───── INFORMATION
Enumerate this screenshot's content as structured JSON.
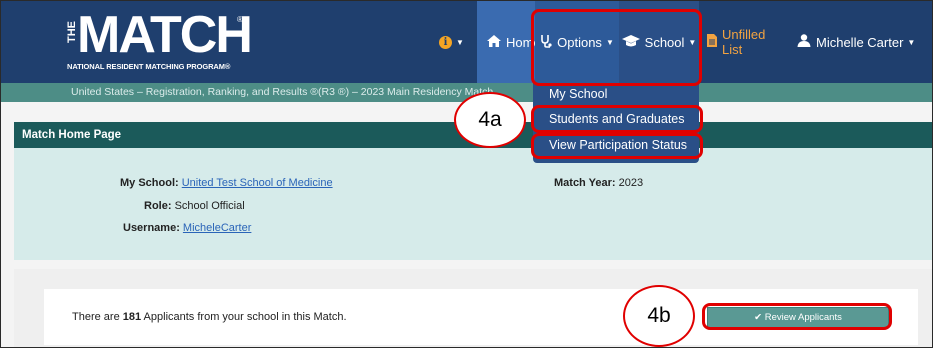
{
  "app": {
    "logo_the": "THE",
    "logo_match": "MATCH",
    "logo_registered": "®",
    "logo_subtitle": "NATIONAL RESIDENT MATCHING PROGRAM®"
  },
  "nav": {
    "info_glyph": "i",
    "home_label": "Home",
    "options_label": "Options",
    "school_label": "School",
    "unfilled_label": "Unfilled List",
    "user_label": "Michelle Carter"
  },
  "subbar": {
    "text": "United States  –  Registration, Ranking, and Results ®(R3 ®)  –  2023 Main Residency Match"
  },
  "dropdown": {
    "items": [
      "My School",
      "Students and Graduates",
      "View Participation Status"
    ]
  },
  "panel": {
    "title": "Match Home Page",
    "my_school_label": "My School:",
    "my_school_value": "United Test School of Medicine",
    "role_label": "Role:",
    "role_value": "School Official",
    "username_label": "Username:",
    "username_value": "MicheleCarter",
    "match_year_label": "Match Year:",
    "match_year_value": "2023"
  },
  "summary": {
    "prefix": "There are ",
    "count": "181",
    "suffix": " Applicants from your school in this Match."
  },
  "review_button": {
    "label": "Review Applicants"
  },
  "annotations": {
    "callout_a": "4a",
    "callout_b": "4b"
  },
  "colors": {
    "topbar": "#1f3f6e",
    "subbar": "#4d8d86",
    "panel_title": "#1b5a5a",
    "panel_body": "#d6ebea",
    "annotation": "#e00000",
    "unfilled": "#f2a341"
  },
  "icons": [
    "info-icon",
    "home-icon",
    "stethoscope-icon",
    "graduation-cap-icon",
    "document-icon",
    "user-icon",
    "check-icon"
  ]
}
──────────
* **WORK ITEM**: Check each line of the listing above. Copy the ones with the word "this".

* **ANSWER**:
Enumerate this screenshot's content as structured JSON.
    "suffix": " Applicants from your school in this Match."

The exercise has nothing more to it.